- 1 ½ teaspoons cardamom
- 2 Tablespoons rose water
- To make syrup: In a small saucepan, heat sugar and water together until sugar is completely melted and mixture looks clear. Remove from heat, stir in cardamom, cover, and let steep for 30 minutes to 1 hour. Strain through cheesecloth and add rose water.
- To make latte: Make latte according to your machines directions. Stir in one tablespoons of syrup (or to taste) for each 8 oz. of milk. Breathe deeply and enjoy.
As pretty as they are delicious – Raspberry-Rose Viennese Whirls.
If baking is Love made edible, then these Viennese whirls are my billet-doux to St. Valentine, himself – layers of homemade raspberry-rose jam and vanilla buttercream sandwiched between delicate melt-in-your-mouth Viennese cookies. Will you be mine, Valentine?
Raspberry Rose Viennese Whirls
- 7 oz. frozen raspberries
- 7 oz. sugar
- 4 teaspoons rose water
- 9 oz. unsalted butter, very soft
- 1 ¾ oz. confectioner’s sugar, sifted
- ⅛ teaspoon table salt (not kosher salt)
- 8 oz. all-purpose flour
- 1 oz. cornstarch
- 3 ½ oz. unsalted butter, softened
- 7 oz. confectioner’s sugar, sifted plus more for dusting
- ½ teaspoon vanilla extract
- Make the jam: Combine the frozen raspberries and sugar in a small deep-sided saucepan and bring to boil over a medium heat. When the sugar is melted, increase the heat and boil for another 4 minutes. Remove from the heat and add rose water. Transfer to a small container (pass it through a sieve if you’d rather not have seeds in your jam). Leave to cool and set.
- Make the cookies: Preheat the oven to 375F. Line 3 baking sheets with baking parchment. Using a 2” round cutter as a guide, draw 8 circles on each sheet of paper, spaced well apart.
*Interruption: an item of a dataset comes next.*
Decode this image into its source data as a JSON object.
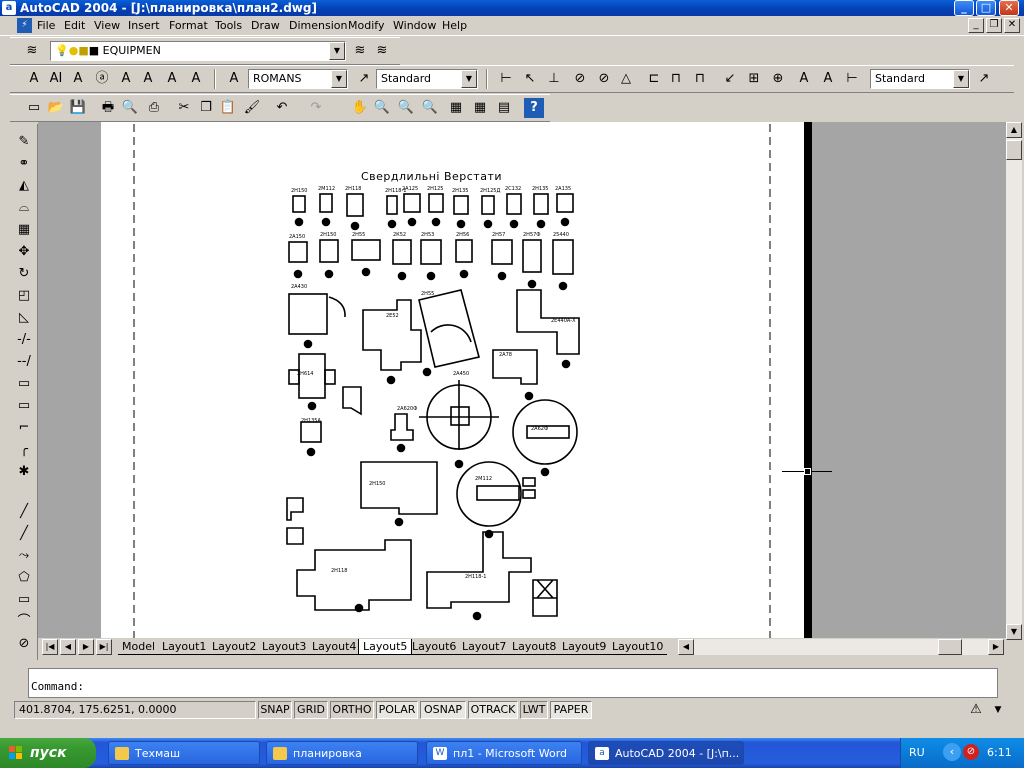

Turn the paper over so the pencil marks are underneath.
- Beat the butter, confectioner’s sugar and salt in a bowl until pale and fluffy. Sift in the flour and cornstarch and beat until thoroughly mixed. Spoon the mixture into a piping bag fitted with a medium star nozzle. Pipe 24 swirled rounds (not rosettes), inside the circles on the baking sheets. Refrigerate cookies for 15 minutes before baking (this will help cookies retain their shape).
- Bake in the center of the oven for 13—15 minutes, until pale golden-brown. Cool on the baking sheets for 5 minutes then carefully transfer to a wire rack to cool completely.
- Make Buttercream: Beat the butter, confectioner’s sugar and vanilla until fluffy and smooth. Spoon into a piping bag fitted with a medium star nozzle.
- Assemble: Spoon a layer of jam onto the flat side of 12 of the cookies and place jam-side up on a cooling rack. Pipe an equal thickness of buttercream over the jam and sandwich with the remaining cookies. Dust with confectioner’s sugar. Share the love.